**Work order:**
Write only the number of lines in the records beneath that hold "JSON".

Source records
• • •
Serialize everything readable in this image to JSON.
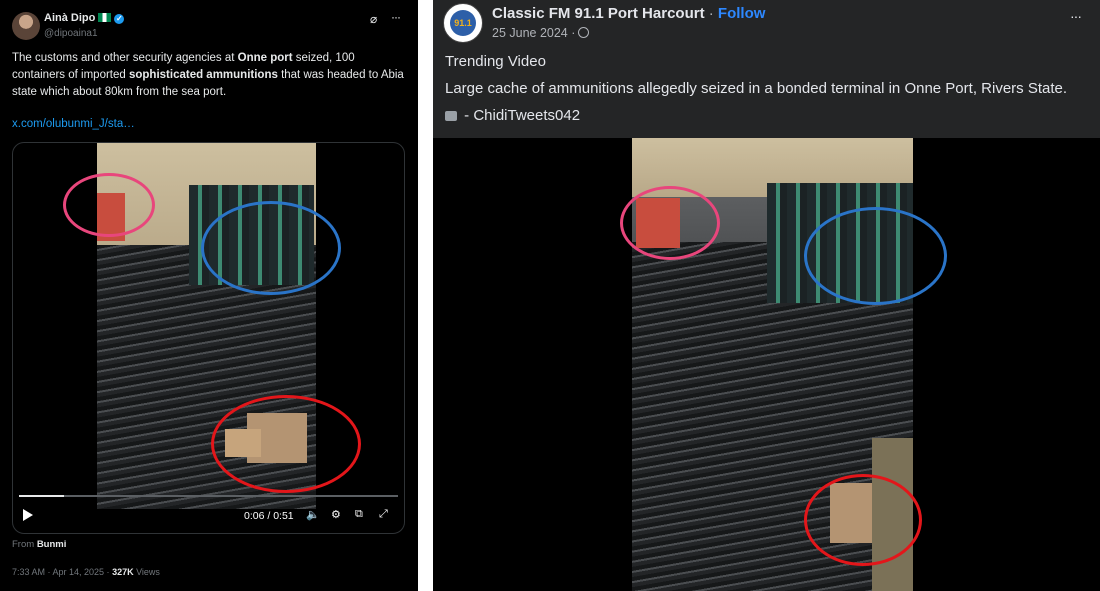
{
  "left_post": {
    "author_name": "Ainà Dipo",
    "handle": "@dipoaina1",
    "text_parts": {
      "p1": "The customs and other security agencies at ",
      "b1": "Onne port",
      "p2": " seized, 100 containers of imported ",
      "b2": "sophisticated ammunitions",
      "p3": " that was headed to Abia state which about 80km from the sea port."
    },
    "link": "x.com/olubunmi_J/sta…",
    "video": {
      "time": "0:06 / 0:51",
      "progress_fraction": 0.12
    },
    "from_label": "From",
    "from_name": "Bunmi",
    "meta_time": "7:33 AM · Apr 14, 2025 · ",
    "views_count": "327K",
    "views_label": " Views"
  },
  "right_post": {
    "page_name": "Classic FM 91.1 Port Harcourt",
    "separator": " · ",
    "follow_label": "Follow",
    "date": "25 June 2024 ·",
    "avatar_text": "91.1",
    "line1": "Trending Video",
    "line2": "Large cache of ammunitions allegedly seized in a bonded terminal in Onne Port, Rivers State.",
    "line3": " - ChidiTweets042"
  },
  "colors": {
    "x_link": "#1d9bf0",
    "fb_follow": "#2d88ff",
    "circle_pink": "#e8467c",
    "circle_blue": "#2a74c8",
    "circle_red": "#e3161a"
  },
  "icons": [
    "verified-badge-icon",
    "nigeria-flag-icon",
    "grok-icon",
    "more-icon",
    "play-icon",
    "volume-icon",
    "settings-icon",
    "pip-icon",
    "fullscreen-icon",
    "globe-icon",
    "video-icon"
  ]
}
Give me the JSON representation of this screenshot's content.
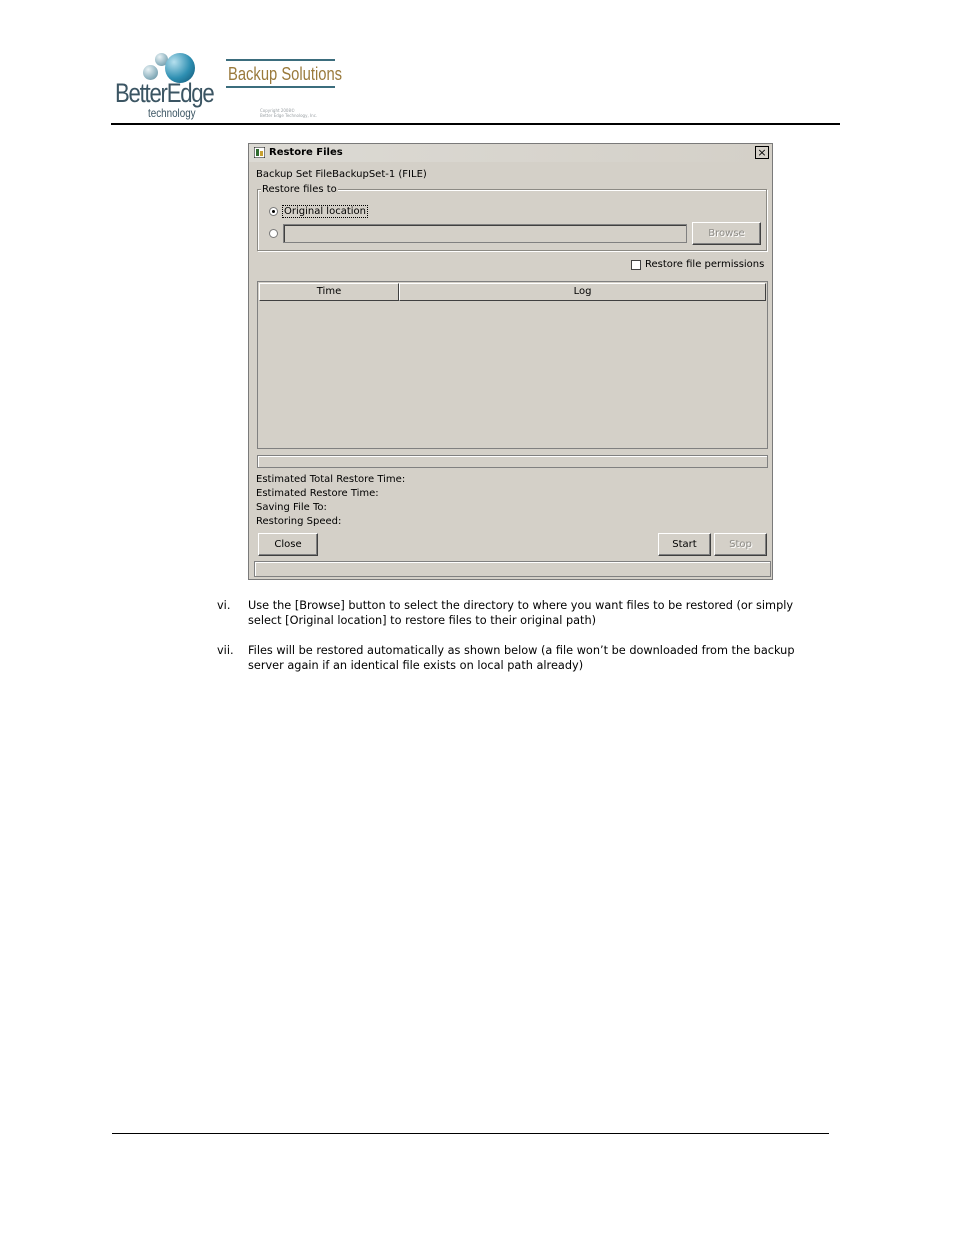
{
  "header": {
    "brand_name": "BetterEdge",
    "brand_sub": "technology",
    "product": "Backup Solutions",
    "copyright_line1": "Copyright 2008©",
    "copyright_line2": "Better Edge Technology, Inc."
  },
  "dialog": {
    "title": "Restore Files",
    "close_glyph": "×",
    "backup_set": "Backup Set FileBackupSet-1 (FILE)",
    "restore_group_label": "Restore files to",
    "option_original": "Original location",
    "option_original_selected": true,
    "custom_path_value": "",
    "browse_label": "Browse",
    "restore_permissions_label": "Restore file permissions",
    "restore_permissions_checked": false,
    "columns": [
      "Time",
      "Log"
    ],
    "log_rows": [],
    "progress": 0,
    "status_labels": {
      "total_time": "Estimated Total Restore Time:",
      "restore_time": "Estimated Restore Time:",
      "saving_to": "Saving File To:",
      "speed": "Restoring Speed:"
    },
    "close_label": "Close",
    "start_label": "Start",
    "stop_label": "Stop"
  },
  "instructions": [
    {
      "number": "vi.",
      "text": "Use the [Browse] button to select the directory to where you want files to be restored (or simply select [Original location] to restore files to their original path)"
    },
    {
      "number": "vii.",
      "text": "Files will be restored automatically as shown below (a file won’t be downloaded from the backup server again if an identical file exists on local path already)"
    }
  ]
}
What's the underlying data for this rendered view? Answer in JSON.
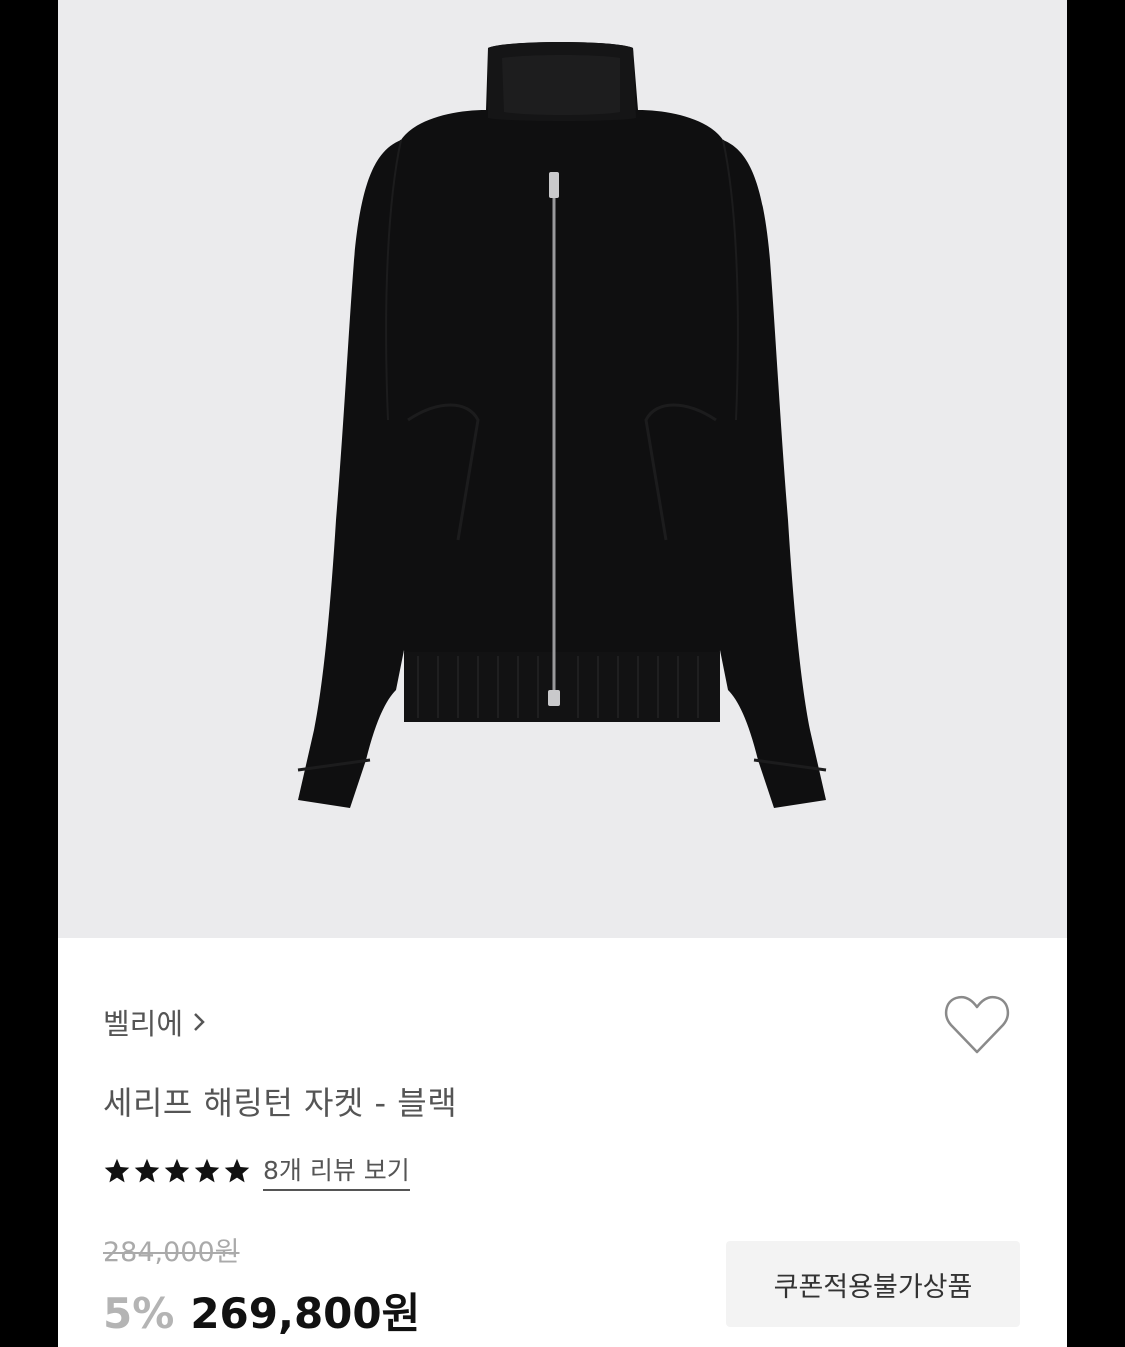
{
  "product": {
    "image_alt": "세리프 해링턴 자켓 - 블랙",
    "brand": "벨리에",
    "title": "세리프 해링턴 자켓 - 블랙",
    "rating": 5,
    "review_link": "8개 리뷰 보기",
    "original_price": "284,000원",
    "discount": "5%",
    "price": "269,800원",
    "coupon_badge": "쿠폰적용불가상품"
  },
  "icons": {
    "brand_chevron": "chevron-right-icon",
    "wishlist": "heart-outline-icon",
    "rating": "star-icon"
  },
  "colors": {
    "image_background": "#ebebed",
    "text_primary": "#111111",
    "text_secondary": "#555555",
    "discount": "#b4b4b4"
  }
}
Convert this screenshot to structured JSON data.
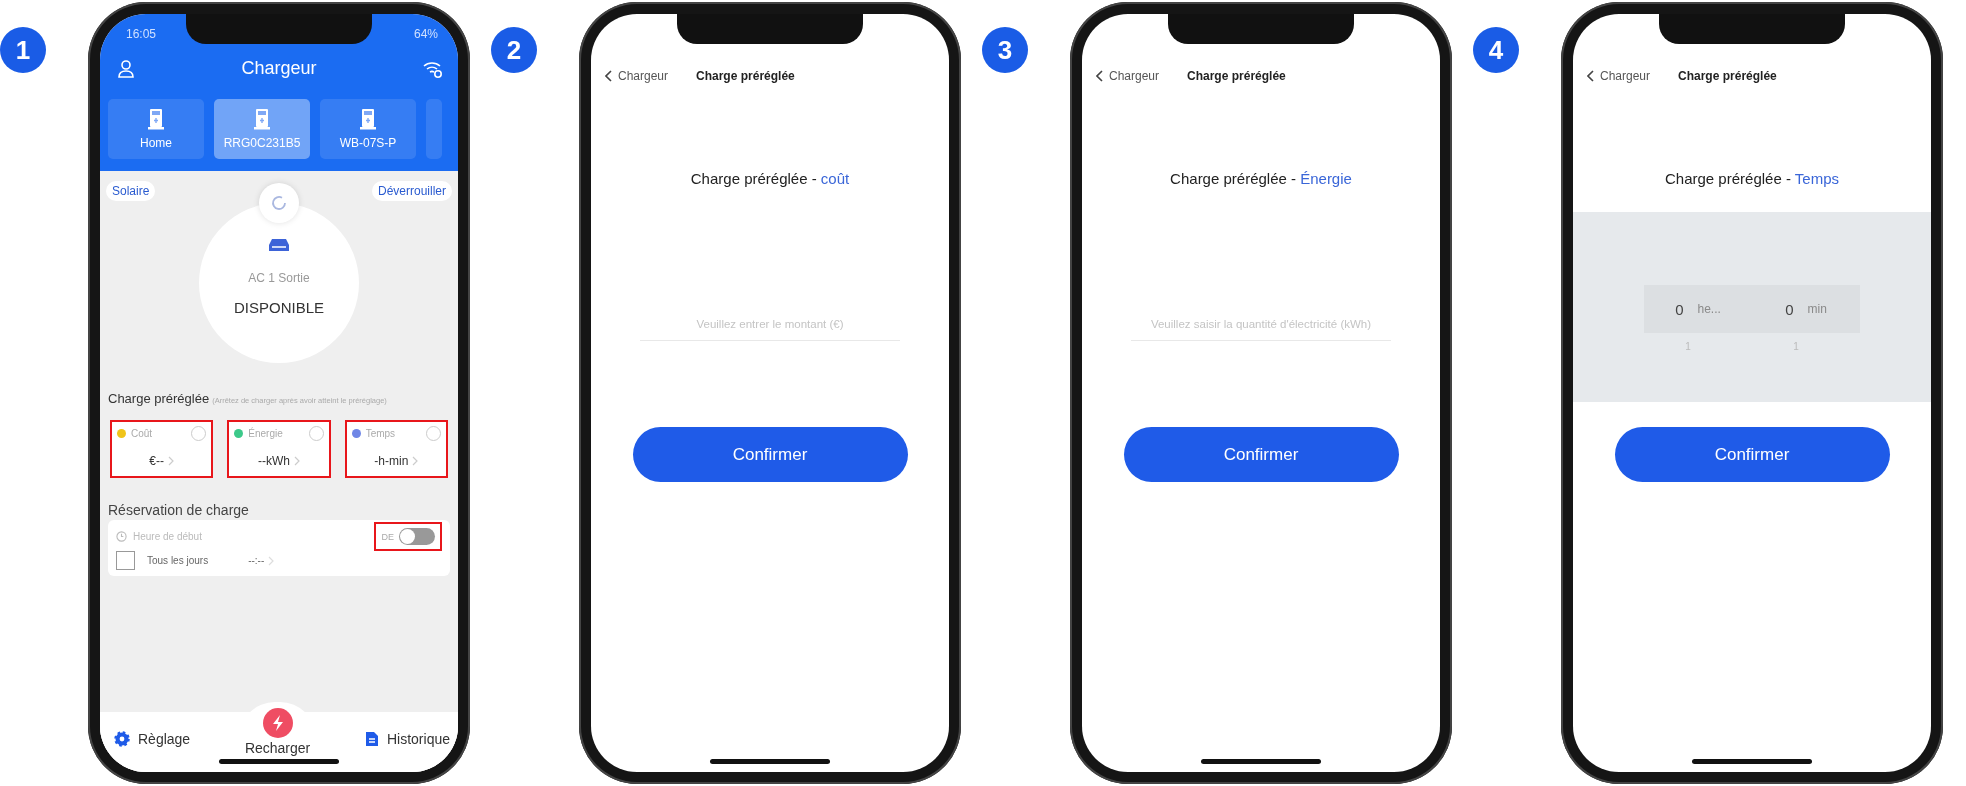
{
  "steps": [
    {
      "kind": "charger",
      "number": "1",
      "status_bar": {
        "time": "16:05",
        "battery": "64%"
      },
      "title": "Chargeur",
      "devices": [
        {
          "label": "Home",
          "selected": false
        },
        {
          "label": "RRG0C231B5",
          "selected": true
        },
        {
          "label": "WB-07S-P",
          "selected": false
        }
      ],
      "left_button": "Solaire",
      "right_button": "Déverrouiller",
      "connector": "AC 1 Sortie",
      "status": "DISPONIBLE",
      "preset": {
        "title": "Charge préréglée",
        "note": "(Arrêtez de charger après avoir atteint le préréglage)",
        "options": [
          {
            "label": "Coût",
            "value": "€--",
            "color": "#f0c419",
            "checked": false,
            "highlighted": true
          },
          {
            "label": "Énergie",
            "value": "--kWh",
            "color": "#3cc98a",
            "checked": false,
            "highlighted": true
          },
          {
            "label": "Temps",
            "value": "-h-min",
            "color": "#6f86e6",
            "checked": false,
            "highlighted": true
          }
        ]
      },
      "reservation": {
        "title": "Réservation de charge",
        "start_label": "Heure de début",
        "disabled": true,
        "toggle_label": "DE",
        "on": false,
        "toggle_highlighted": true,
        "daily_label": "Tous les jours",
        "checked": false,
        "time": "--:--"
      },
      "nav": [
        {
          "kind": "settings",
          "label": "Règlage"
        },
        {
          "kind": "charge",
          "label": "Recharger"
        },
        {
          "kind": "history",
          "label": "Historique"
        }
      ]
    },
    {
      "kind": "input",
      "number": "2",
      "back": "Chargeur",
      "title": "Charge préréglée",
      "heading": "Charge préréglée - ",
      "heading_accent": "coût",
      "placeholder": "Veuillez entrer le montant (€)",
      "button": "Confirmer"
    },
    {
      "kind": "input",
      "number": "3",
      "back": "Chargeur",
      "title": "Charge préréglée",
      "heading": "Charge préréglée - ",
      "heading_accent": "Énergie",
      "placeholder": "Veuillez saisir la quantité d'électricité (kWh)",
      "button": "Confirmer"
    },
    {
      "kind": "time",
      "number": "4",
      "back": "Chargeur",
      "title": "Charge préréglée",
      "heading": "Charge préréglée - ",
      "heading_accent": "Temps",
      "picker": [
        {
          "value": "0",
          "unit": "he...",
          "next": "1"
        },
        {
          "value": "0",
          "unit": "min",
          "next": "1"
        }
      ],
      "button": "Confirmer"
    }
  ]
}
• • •
**Exercise result:**
4